From the records that follow, copy every line in which "this" appears.

_ _ _

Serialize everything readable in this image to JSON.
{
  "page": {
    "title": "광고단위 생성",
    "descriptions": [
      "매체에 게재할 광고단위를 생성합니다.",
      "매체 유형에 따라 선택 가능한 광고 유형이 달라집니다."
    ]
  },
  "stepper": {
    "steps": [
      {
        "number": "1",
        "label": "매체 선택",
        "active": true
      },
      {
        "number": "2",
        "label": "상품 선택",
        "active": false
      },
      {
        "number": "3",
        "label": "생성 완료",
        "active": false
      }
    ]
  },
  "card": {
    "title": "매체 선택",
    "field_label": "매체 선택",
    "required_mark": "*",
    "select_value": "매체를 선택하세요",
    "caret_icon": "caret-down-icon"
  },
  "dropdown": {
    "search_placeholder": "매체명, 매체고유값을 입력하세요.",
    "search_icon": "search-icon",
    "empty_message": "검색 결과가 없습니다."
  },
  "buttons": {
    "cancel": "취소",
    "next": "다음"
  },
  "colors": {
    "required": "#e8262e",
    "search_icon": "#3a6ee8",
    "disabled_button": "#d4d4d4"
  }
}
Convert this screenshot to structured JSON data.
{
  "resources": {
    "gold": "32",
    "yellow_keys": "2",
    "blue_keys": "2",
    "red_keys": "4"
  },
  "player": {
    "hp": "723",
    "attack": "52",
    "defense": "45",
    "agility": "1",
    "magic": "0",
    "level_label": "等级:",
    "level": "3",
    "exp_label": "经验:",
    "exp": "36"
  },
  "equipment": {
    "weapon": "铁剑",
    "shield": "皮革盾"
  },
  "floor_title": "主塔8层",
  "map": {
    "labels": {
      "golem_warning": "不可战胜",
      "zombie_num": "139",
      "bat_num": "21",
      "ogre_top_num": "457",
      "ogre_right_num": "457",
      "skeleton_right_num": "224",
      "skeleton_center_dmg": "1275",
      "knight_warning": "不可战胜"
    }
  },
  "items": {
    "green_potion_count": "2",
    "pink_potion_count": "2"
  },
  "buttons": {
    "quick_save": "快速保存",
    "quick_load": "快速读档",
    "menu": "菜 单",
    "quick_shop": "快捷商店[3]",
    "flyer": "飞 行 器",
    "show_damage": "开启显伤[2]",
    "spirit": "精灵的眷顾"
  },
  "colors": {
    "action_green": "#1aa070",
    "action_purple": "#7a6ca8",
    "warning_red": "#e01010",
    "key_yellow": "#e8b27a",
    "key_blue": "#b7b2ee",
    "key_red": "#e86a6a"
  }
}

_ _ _

■ Response to the exercise ■
Serialize everything readable in this image to JSON.
Convert this screenshot to structured JSON data.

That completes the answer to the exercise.